I can’t figure out why society is so enamored of movies about invaders from outer space when we have a real life invasion going on from earth’s inner space. Squadrons of deer, raccoons, opossums, skunks, chipmunks, rabbits, squirrels, moles, wild turkeys, crows, robins, wolves, black bears, feral hogs, to mention a few, have unleashed an attack upon homes, gardens and farms unprecedented since the 1800s. It is worse than a century ago because we don’t have nearly as many hunters now as we did then. In the 1940s when I was growing up, there was not a deer in our county. Now they roam at will across the farm fields, towns and highways, laying waste to everything that grows and causing far more deaths on the roads than bombs do in Afghanistan.
If you garden at all, you will get a laugh or at least a sly smile from the cover of the New Yorker for July 2 of this year. It shows a cartoon by Edward Koren, of a man mowing a little plot of lawn surrounded by woodlands and an army of wild animals staring out at him from the underbrush. In your mind, replace the lawnmower guy with a gardener tending vegetables, fruits and flowers. Now you have a picture that would be worth a thousand or million words. That this cartoon should appear on a decidedly urban magazine cover rather than in a farm or garden publication is especially significant because it indicates that urban America is getting the message: the wild kingdom is out to get us.

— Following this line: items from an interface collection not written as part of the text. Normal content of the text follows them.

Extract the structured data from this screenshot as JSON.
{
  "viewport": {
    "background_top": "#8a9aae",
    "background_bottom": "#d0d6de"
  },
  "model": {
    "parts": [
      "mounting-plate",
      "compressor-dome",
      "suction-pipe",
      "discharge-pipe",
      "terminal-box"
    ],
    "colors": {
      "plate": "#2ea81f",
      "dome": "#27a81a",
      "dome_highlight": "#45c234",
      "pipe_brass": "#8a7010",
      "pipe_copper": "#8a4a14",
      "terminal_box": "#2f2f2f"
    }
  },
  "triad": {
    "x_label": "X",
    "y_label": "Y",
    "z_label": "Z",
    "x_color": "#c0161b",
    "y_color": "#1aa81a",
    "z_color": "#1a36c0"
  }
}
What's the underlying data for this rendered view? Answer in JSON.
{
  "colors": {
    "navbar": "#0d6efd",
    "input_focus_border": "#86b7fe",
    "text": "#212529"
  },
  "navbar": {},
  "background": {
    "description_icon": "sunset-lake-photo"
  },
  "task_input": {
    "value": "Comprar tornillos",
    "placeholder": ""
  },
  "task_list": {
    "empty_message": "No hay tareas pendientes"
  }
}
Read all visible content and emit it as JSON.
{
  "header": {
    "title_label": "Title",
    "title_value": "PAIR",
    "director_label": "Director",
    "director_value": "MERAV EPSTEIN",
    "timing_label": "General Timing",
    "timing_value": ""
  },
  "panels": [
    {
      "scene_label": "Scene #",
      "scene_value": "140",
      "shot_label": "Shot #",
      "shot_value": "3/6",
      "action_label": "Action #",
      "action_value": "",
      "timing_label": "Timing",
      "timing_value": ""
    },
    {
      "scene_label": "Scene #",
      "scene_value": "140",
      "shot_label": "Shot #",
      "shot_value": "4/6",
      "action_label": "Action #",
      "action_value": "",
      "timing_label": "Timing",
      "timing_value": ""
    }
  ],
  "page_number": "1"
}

|Gene Logsdon is the author of, most recently, A Sanctuary of Trees: Beech Nuts, Birdsongs, Baseball Bats, and Benedictions|